ALEXANDRIA, Va. (8/5/14)--Concerned that the cumulative regulatory burden on credit unions is at an "all-time high," the Credit Union National Association is urging regulatory relief for credit unions in a new letter to the National Credit Union Administration. The NCUA is currently in the process of its annual review of one-third of its regulations, a cycle that results in all regulations being reviewed over each three-year period.
"Advocating for a more favorable regulatory environment for credit unions is our top regulatory advocacy priority," CUNA's Deputy General Counsel Mary Dunn said. "The letter sent to NCUA yesterday cites all current rules, including those imposed by other agencies under the Dodd-Frank Act, as contributing to the regulatory burden."

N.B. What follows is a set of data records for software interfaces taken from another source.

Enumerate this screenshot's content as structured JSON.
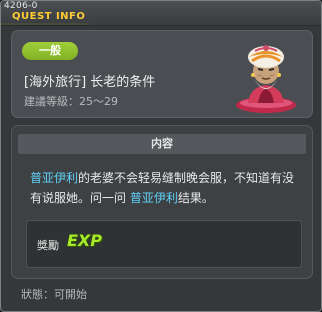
{
  "window": {
    "quest_id": "4206-0",
    "title": "QUEST INFO"
  },
  "quest": {
    "category": "一般",
    "name": "[海外旅行] 长老的条件",
    "level_label": "建議等級：25～29"
  },
  "content": {
    "header": "内容",
    "desc_npc1": "普亚伊利",
    "desc_text1": "的老婆不会轻易缝制晚会服，不知道有没有说服她。问一问",
    "desc_npc2": "普亚伊利",
    "desc_text2": "结果。"
  },
  "reward": {
    "label": "獎勵",
    "exp_text": "EXP"
  },
  "status": {
    "label": "狀態：可開始"
  },
  "colors": {
    "title": "#ffcc33",
    "category_bg": "#95c631",
    "npc_link": "#5fd0f5",
    "exp": "#a6ea2c"
  }
}
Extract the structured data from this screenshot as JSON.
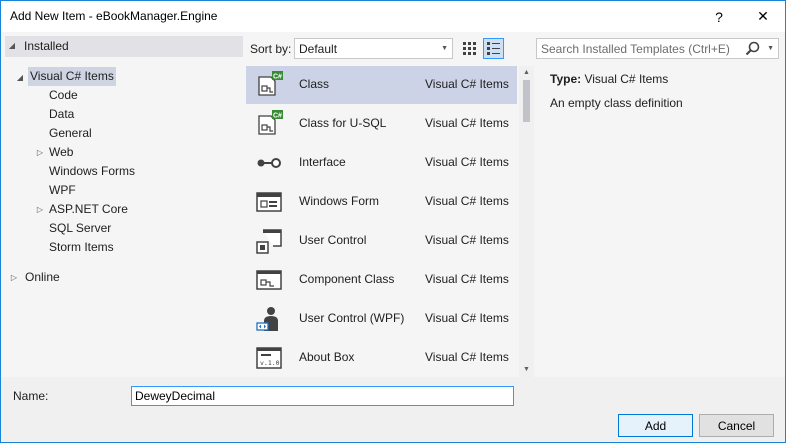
{
  "window": {
    "title": "Add New Item - eBookManager.Engine",
    "help": "?",
    "close": "✕"
  },
  "tree": {
    "installed": "Installed",
    "root": "Visual C# Items",
    "children": [
      "Code",
      "Data",
      "General",
      "Web",
      "Windows Forms",
      "WPF",
      "ASP.NET Core",
      "SQL Server",
      "Storm Items"
    ],
    "online": "Online"
  },
  "toolbar": {
    "sort_label": "Sort by:",
    "sort_value": "Default"
  },
  "search": {
    "placeholder": "Search Installed Templates (Ctrl+E)"
  },
  "templates": [
    {
      "name": "Class",
      "category": "Visual C# Items",
      "icon": "class-icon",
      "selected": true
    },
    {
      "name": "Class for U-SQL",
      "category": "Visual C# Items",
      "icon": "class-usql-icon"
    },
    {
      "name": "Interface",
      "category": "Visual C# Items",
      "icon": "interface-icon"
    },
    {
      "name": "Windows Form",
      "category": "Visual C# Items",
      "icon": "windows-form-icon"
    },
    {
      "name": "User Control",
      "category": "Visual C# Items",
      "icon": "user-control-icon"
    },
    {
      "name": "Component Class",
      "category": "Visual C# Items",
      "icon": "component-class-icon"
    },
    {
      "name": "User Control (WPF)",
      "category": "Visual C# Items",
      "icon": "user-control-wpf-icon"
    },
    {
      "name": "About Box",
      "category": "Visual C# Items",
      "icon": "about-box-icon"
    }
  ],
  "details": {
    "type_label": "Type:",
    "type_value": "Visual C# Items",
    "description": "An empty class definition"
  },
  "form": {
    "name_label": "Name:",
    "name_value": "DeweyDecimal"
  },
  "buttons": {
    "add": "Add",
    "cancel": "Cancel"
  },
  "colors": {
    "accent": "#3399ff",
    "selection": "#cdd3e6",
    "panel": "#f5f5f5"
  }
}
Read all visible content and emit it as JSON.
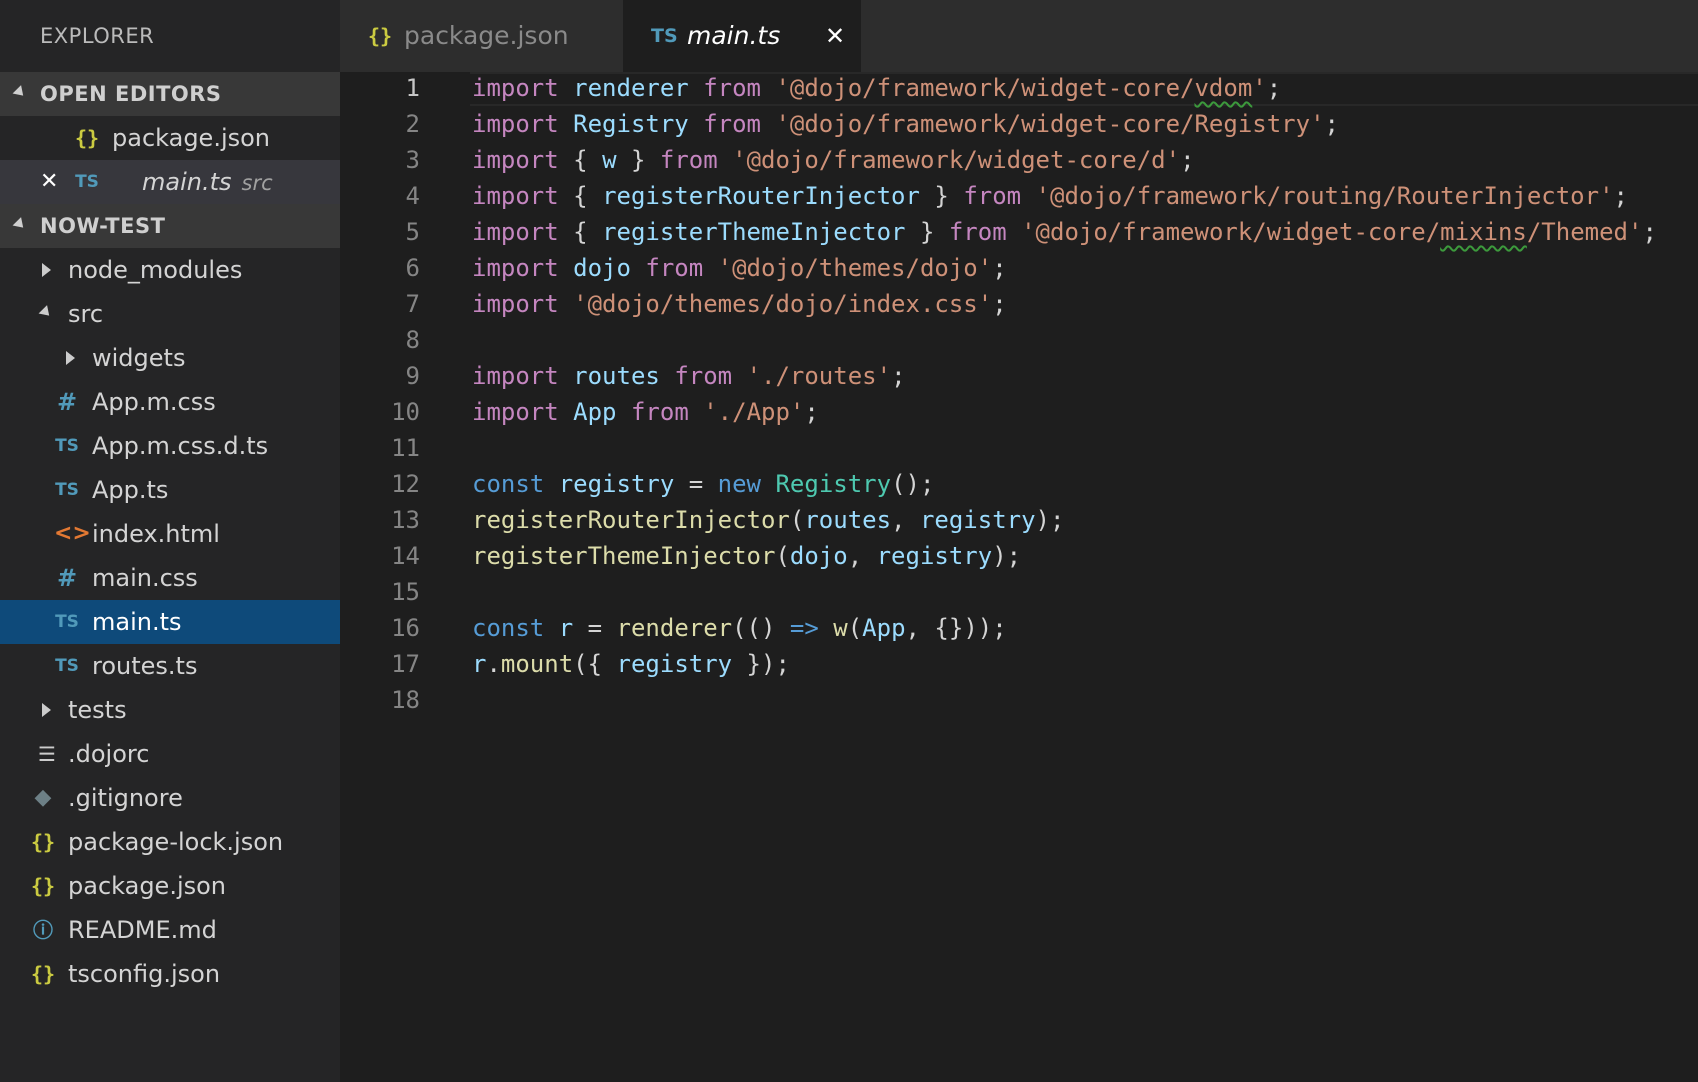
{
  "explorer": {
    "title": "EXPLORER",
    "open_editors": {
      "header": "OPEN EDITORS",
      "items": [
        {
          "label": "package.json",
          "icon": "json-icon"
        },
        {
          "label": "main.ts",
          "description": "src",
          "icon": "typescript-icon"
        }
      ]
    },
    "project": {
      "header": "NOW-TEST",
      "items": [
        {
          "label": "node_modules"
        },
        {
          "label": "src"
        },
        {
          "label": "widgets"
        },
        {
          "label": "App.m.css",
          "icon": "css-icon"
        },
        {
          "label": "App.m.css.d.ts",
          "icon": "typescript-icon"
        },
        {
          "label": "App.ts",
          "icon": "typescript-icon"
        },
        {
          "label": "index.html",
          "icon": "html-icon"
        },
        {
          "label": "main.css",
          "icon": "css-icon"
        },
        {
          "label": "main.ts",
          "icon": "typescript-icon"
        },
        {
          "label": "routes.ts",
          "icon": "typescript-icon"
        },
        {
          "label": "tests"
        },
        {
          "label": ".dojorc",
          "icon": "lines-icon"
        },
        {
          "label": ".gitignore",
          "icon": "git-icon"
        },
        {
          "label": "package-lock.json",
          "icon": "json-icon"
        },
        {
          "label": "package.json",
          "icon": "json-icon"
        },
        {
          "label": "README.md",
          "icon": "info-icon"
        },
        {
          "label": "tsconfig.json",
          "icon": "json-icon"
        }
      ]
    }
  },
  "icons": {
    "json": "{}",
    "ts": "TS",
    "css": "#",
    "html": "<>",
    "info": "ⓘ",
    "git": "◆",
    "lines": "☰",
    "close": "✕"
  },
  "tabs": [
    {
      "label": "package.json",
      "icon": "json-icon"
    },
    {
      "label": "main.ts",
      "icon": "typescript-icon"
    }
  ],
  "editor": {
    "line_numbers": [
      "1",
      "2",
      "3",
      "4",
      "5",
      "6",
      "7",
      "8",
      "9",
      "10",
      "11",
      "12",
      "13",
      "14",
      "15",
      "16",
      "17",
      "18"
    ],
    "lines": [
      [
        [
          "kw",
          "import"
        ],
        [
          "pun",
          " "
        ],
        [
          "var",
          "renderer"
        ],
        [
          "pun",
          " "
        ],
        [
          "kw",
          "from"
        ],
        [
          "pun",
          " "
        ],
        [
          "str",
          "'@dojo/framework/widget-core/"
        ],
        [
          "str squig",
          "vdom"
        ],
        [
          "str",
          "'"
        ],
        [
          "pun",
          ";"
        ]
      ],
      [
        [
          "kw",
          "import"
        ],
        [
          "pun",
          " "
        ],
        [
          "var",
          "Registry"
        ],
        [
          "pun",
          " "
        ],
        [
          "kw",
          "from"
        ],
        [
          "pun",
          " "
        ],
        [
          "str",
          "'@dojo/framework/widget-core/Registry'"
        ],
        [
          "pun",
          ";"
        ]
      ],
      [
        [
          "kw",
          "import"
        ],
        [
          "pun",
          " { "
        ],
        [
          "var",
          "w"
        ],
        [
          "pun",
          " } "
        ],
        [
          "kw",
          "from"
        ],
        [
          "pun",
          " "
        ],
        [
          "str",
          "'@dojo/framework/widget-core/d'"
        ],
        [
          "pun",
          ";"
        ]
      ],
      [
        [
          "kw",
          "import"
        ],
        [
          "pun",
          " { "
        ],
        [
          "var",
          "registerRouterInjector"
        ],
        [
          "pun",
          " } "
        ],
        [
          "kw",
          "from"
        ],
        [
          "pun",
          " "
        ],
        [
          "str",
          "'@dojo/framework/routing/RouterInjector'"
        ],
        [
          "pun",
          ";"
        ]
      ],
      [
        [
          "kw",
          "import"
        ],
        [
          "pun",
          " { "
        ],
        [
          "var",
          "registerThemeInjector"
        ],
        [
          "pun",
          " } "
        ],
        [
          "kw",
          "from"
        ],
        [
          "pun",
          " "
        ],
        [
          "str",
          "'@dojo/framework/widget-core/"
        ],
        [
          "str squig",
          "mixins"
        ],
        [
          "str",
          "/Themed'"
        ],
        [
          "pun",
          ";"
        ]
      ],
      [
        [
          "kw",
          "import"
        ],
        [
          "pun",
          " "
        ],
        [
          "var",
          "dojo"
        ],
        [
          "pun",
          " "
        ],
        [
          "kw",
          "from"
        ],
        [
          "pun",
          " "
        ],
        [
          "str",
          "'@dojo/themes/dojo'"
        ],
        [
          "pun",
          ";"
        ]
      ],
      [
        [
          "kw",
          "import"
        ],
        [
          "pun",
          " "
        ],
        [
          "str",
          "'@dojo/themes/dojo/index.css'"
        ],
        [
          "pun",
          ";"
        ]
      ],
      [],
      [
        [
          "kw",
          "import"
        ],
        [
          "pun",
          " "
        ],
        [
          "var",
          "routes"
        ],
        [
          "pun",
          " "
        ],
        [
          "kw",
          "from"
        ],
        [
          "pun",
          " "
        ],
        [
          "str",
          "'./routes'"
        ],
        [
          "pun",
          ";"
        ]
      ],
      [
        [
          "kw",
          "import"
        ],
        [
          "pun",
          " "
        ],
        [
          "var",
          "App"
        ],
        [
          "pun",
          " "
        ],
        [
          "kw",
          "from"
        ],
        [
          "pun",
          " "
        ],
        [
          "str",
          "'./App'"
        ],
        [
          "pun",
          ";"
        ]
      ],
      [],
      [
        [
          "decl",
          "const"
        ],
        [
          "pun",
          " "
        ],
        [
          "var",
          "registry"
        ],
        [
          "pun",
          " = "
        ],
        [
          "decl",
          "new"
        ],
        [
          "pun",
          " "
        ],
        [
          "cls",
          "Registry"
        ],
        [
          "pun",
          "();"
        ]
      ],
      [
        [
          "fn",
          "registerRouterInjector"
        ],
        [
          "pun",
          "("
        ],
        [
          "var",
          "routes"
        ],
        [
          "pun",
          ", "
        ],
        [
          "var",
          "registry"
        ],
        [
          "pun",
          ");"
        ]
      ],
      [
        [
          "fn",
          "registerThemeInjector"
        ],
        [
          "pun",
          "("
        ],
        [
          "var",
          "dojo"
        ],
        [
          "pun",
          ", "
        ],
        [
          "var",
          "registry"
        ],
        [
          "pun",
          ");"
        ]
      ],
      [],
      [
        [
          "decl",
          "const"
        ],
        [
          "pun",
          " "
        ],
        [
          "var",
          "r"
        ],
        [
          "pun",
          " = "
        ],
        [
          "fn",
          "renderer"
        ],
        [
          "pun",
          "(() "
        ],
        [
          "decl",
          "=>"
        ],
        [
          "pun",
          " "
        ],
        [
          "fn",
          "w"
        ],
        [
          "pun",
          "("
        ],
        [
          "var",
          "App"
        ],
        [
          "pun",
          ", {}));"
        ]
      ],
      [
        [
          "var",
          "r"
        ],
        [
          "pun",
          "."
        ],
        [
          "fn",
          "mount"
        ],
        [
          "pun",
          "({ "
        ],
        [
          "var",
          "registry"
        ],
        [
          "pun",
          " });"
        ]
      ],
      []
    ]
  }
}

The letter also urges the NCUA to establish a credit union cybersecurity council or working group that would "help identify and address data security concerns in a manner that recognizes the unique nature and needs of credit unions, without imposing a new layer of regulatory compliance."
"In light of the imperative need to reduce credit unions' regulatory obligations, we urge NCUA to add new or expand existing rules only if required to do so by law, or doing so is clearly warranted based on a compelling safety and soundness reason that can be satisfactorily addressed in no other manner," Dunn stated in the letter.
Agencies should refrain from categorizing changes as 'regulatory relief' unless the revisions result in less time and money being spent by credit unions to fulfill requirements, CUNA says.
The letter also advocates for consistency among regulators when it comes to enforcing Bank Secrecy Act compliance.
"We continue to hear of instances in which different regulators and examiners interpret BSA requirements and guidance differently, which makes it difficult for credit unions to satisfy examiners and plan accordingly throughout their organizations," the letter reads. "Greater consistency would also be helpful with the interpretation of requirements regarding BSA reports."
CUNA recommended a credit union's BSA examination be based on the "types of activities the credit union actually engages in and focus on its risks."
CUNA also recommended that the NCUA should provide a report on its website on how it plans to address recommendations received during the regulatory review process, as well as a summary of comments that were received, but not acted on.
CUNA will be sending the NCUA more recommendations for regulatory reductions in the coming weeks, as well as input on the agency's Economic Growth and Regulatory Paperwork Reduction Act request for comments, which are due by Sept. 2.